_THE TASK_. The records must be returned word for word.

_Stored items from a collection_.

↓↓↓

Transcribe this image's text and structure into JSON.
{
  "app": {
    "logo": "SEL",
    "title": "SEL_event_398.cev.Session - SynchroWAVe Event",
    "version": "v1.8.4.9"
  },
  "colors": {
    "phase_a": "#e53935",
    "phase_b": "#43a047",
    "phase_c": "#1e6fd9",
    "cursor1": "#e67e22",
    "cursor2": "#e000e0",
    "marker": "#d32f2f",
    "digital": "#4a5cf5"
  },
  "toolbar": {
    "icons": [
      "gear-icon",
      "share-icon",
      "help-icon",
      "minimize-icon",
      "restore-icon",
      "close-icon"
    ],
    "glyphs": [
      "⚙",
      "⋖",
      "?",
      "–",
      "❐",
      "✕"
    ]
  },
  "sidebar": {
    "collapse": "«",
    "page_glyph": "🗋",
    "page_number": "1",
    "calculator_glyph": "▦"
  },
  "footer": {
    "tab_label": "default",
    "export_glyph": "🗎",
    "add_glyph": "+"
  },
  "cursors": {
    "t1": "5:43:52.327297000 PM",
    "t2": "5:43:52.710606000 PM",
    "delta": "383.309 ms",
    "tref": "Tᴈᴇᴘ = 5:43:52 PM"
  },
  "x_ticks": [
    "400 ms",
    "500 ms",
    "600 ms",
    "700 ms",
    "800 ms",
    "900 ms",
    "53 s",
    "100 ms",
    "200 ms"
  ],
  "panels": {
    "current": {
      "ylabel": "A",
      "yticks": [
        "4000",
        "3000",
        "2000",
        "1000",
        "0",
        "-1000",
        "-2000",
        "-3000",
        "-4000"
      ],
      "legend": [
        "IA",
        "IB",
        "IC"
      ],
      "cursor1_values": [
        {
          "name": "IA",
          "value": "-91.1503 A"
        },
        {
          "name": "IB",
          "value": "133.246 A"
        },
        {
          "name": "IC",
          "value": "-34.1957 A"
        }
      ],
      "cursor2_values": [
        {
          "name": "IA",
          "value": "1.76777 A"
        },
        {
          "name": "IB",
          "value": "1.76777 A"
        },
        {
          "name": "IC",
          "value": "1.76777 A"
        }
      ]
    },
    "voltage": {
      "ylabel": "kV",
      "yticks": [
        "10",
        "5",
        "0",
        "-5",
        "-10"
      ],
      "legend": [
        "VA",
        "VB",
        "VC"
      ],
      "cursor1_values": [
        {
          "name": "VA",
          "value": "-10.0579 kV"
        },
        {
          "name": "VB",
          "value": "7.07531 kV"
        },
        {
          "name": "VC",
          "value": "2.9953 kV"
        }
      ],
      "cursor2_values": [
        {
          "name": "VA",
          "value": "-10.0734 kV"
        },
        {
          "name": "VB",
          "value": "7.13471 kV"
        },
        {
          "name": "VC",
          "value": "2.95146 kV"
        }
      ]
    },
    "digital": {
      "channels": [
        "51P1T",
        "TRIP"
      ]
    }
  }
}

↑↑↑

_RESPONSE AREA_.
Transcribe this image's text and structure into JSON.
{
  "app": {
    "logo": "SEL",
    "title": "SEL_event_398.cev.Session - SynchroWAVe Event",
    "version": "v1.8.4.9"
  },
  "colors": {
    "phase_a": "#e53935",
    "phase_b": "#43a047",
    "phase_c": "#1e6fd9",
    "cursor1": "#e67e22",
    "cursor2": "#e000e0",
    "marker": "#d32f2f",
    "digital": "#4a5cf5"
  },
  "toolbar": {
    "icons": [
      "gear-icon",
      "share-icon",
      "help-icon",
      "minimize-icon",
      "restore-icon",
      "close-icon"
    ],
    "glyphs": [
      "⚙",
      "⋖",
      "?",
      "–",
      "❐",
      "✕"
    ]
  },
  "sidebar": {
    "collapse": "«",
    "page_glyph": "🗋",
    "page_number": "1",
    "calculator_glyph": "▦"
  },
  "footer": {
    "tab_label": "default",
    "export_glyph": "🗎",
    "add_glyph": "+"
  },
  "cursors": {
    "t1": "5:43:52.327297000 PM",
    "t2": "5:43:52.710606000 PM",
    "delta": "383.309 ms",
    "tref": "Tᴈᴇᴘ = 5:43:52 PM"
  },
  "x_ticks": [
    "400 ms",
    "500 ms",
    "600 ms",
    "700 ms",
    "800 ms",
    "900 ms",
    "53 s",
    "100 ms",
    "200 ms"
  ],
  "panels": {
    "current": {
      "ylabel": "A",
      "yticks": [
        "4000",
        "3000",
        "2000",
        "1000",
        "0",
        "-1000",
        "-2000",
        "-3000",
        "-4000"
      ],
      "legend": [
        "IA",
        "IB",
        "IC"
      ],
      "cursor1_values": [
        {
          "name": "IA",
          "value": "-91.1503 A"
        },
        {
          "name": "IB",
          "value": "133.246 A"
        },
        {
          "name": "IC",
          "value": "-34.1957 A"
        }
      ],
      "cursor2_values": [
        {
          "name": "IA",
          "value": "1.76777 A"
        },
        {
          "name": "IB",
          "value": "1.76777 A"
        },
        {
          "name": "IC",
          "value": "1.76777 A"
        }
      ]
    },
    "voltage": {
      "ylabel": "kV",
      "yticks": [
        "10",
        "5",
        "0",
        "-5",
        "-10"
      ],
      "legend": [
        "VA",
        "VB",
        "VC"
      ],
      "cursor1_values": [
        {
          "name": "VA",
          "value": "-10.0579 kV"
        },
        {
          "name": "VB",
          "value": "7.07531 kV"
        },
        {
          "name": "VC",
          "value": "2.9953 kV"
        }
      ],
      "cursor2_values": [
        {
          "name": "VA",
          "value": "-10.0734 kV"
        },
        {
          "name": "VB",
          "value": "7.13471 kV"
        },
        {
          "name": "VC",
          "value": "2.95146 kV"
        }
      ]
    },
    "digital": {
      "channels": [
        "51P1T",
        "TRIP"
      ]
    }
  }
}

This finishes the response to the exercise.